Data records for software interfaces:
______
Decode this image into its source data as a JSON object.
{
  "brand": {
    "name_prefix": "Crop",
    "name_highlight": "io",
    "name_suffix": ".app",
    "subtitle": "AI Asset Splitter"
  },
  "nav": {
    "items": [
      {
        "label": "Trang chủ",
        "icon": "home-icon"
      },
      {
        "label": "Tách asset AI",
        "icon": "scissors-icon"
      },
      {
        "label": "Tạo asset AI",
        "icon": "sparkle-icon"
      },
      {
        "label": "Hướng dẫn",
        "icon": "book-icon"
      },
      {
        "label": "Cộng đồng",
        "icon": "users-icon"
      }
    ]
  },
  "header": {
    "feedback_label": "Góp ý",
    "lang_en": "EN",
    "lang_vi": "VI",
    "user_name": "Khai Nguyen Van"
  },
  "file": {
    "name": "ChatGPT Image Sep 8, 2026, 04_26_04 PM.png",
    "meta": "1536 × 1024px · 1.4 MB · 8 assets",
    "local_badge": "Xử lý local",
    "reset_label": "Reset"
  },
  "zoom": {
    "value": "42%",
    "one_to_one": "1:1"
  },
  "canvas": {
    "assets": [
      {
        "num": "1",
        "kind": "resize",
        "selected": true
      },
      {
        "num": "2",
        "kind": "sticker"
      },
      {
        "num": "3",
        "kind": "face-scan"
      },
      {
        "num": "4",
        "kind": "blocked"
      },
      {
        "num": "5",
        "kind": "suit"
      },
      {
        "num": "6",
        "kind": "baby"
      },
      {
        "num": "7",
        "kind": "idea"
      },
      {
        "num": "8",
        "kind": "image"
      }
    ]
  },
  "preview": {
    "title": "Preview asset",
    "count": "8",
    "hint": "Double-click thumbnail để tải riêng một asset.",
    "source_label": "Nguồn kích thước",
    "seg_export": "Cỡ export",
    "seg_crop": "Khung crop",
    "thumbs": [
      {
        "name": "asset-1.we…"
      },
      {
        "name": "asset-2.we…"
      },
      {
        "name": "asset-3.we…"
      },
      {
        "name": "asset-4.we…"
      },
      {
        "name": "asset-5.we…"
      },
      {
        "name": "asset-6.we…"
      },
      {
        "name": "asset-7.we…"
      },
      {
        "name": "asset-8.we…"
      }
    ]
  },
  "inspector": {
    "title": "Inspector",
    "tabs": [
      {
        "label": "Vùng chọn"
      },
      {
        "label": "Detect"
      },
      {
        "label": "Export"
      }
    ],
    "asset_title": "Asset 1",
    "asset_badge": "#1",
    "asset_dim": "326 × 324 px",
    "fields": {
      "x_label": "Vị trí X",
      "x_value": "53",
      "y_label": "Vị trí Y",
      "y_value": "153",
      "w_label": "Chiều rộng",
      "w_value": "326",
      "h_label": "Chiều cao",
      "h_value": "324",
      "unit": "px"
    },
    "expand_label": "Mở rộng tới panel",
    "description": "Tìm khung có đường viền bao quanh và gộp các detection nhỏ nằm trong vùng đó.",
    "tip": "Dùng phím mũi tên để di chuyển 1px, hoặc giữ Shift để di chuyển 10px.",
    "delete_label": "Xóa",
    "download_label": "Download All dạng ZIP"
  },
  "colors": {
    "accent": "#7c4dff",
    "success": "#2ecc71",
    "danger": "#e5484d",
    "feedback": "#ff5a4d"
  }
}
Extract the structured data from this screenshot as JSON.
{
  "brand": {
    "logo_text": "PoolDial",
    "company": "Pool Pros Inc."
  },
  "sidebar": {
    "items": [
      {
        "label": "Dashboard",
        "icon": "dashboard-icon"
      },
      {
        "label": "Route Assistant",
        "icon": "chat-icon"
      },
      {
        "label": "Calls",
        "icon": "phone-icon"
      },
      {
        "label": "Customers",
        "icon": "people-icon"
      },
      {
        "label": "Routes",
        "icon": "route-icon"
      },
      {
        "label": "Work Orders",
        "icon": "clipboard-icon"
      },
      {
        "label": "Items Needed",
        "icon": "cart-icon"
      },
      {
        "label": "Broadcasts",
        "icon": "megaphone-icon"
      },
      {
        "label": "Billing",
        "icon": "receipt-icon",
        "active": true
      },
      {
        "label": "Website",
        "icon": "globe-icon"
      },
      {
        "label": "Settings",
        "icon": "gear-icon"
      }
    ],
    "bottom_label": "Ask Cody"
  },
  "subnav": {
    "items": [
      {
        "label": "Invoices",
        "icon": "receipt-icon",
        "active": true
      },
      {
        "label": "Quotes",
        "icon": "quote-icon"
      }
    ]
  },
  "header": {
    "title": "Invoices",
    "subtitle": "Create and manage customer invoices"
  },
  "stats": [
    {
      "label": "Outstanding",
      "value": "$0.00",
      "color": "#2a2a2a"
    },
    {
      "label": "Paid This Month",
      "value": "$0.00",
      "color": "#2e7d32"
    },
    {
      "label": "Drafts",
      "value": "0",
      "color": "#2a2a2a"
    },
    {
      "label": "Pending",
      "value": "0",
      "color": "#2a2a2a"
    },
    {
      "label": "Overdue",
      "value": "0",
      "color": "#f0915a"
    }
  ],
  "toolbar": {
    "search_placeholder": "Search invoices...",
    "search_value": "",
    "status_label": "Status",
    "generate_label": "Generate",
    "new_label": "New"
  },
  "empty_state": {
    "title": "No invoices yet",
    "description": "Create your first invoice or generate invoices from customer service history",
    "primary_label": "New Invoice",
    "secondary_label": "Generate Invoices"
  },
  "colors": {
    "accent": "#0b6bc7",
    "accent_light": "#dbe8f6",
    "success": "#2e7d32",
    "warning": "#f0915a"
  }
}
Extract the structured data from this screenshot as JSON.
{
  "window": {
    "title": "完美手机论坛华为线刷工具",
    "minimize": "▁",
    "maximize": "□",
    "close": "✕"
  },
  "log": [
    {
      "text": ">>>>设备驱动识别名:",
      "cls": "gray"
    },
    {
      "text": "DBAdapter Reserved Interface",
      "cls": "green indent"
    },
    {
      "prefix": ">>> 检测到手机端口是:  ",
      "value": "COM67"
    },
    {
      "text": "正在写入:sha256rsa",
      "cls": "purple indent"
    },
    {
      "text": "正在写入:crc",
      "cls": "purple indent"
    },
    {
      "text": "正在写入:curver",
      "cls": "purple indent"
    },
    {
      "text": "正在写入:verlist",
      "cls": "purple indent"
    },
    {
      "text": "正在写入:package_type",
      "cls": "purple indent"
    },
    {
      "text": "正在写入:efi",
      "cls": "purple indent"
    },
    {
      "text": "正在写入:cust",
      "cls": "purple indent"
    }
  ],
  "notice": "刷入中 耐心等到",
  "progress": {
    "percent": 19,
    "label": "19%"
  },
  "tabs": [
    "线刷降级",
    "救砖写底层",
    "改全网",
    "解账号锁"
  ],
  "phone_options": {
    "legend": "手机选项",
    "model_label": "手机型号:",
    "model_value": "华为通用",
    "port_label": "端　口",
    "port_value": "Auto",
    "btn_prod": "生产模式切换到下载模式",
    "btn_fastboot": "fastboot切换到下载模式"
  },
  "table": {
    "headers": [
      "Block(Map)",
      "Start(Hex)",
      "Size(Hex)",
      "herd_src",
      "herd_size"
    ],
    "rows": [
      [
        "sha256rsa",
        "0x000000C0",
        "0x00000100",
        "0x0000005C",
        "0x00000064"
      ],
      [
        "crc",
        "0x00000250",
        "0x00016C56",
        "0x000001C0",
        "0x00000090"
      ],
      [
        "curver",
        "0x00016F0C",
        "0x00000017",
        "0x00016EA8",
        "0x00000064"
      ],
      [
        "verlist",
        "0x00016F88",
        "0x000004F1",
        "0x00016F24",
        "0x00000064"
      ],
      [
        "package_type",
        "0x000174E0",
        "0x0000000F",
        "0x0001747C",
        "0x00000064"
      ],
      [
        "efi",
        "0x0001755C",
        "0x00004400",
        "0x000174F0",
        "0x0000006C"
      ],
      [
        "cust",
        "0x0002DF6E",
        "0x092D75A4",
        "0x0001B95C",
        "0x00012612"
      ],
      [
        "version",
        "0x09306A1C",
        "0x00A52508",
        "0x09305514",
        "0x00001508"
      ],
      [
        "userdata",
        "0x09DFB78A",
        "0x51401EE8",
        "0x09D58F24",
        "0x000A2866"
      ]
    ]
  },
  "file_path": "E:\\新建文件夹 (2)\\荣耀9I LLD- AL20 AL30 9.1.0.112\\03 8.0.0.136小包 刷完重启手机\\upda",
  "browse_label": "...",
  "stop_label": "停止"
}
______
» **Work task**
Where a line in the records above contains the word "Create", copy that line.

» **Written solution**
    "subtitle": "Create and manage customer invoices"
    "description": "Create your first invoice or generate invoices from customer service history",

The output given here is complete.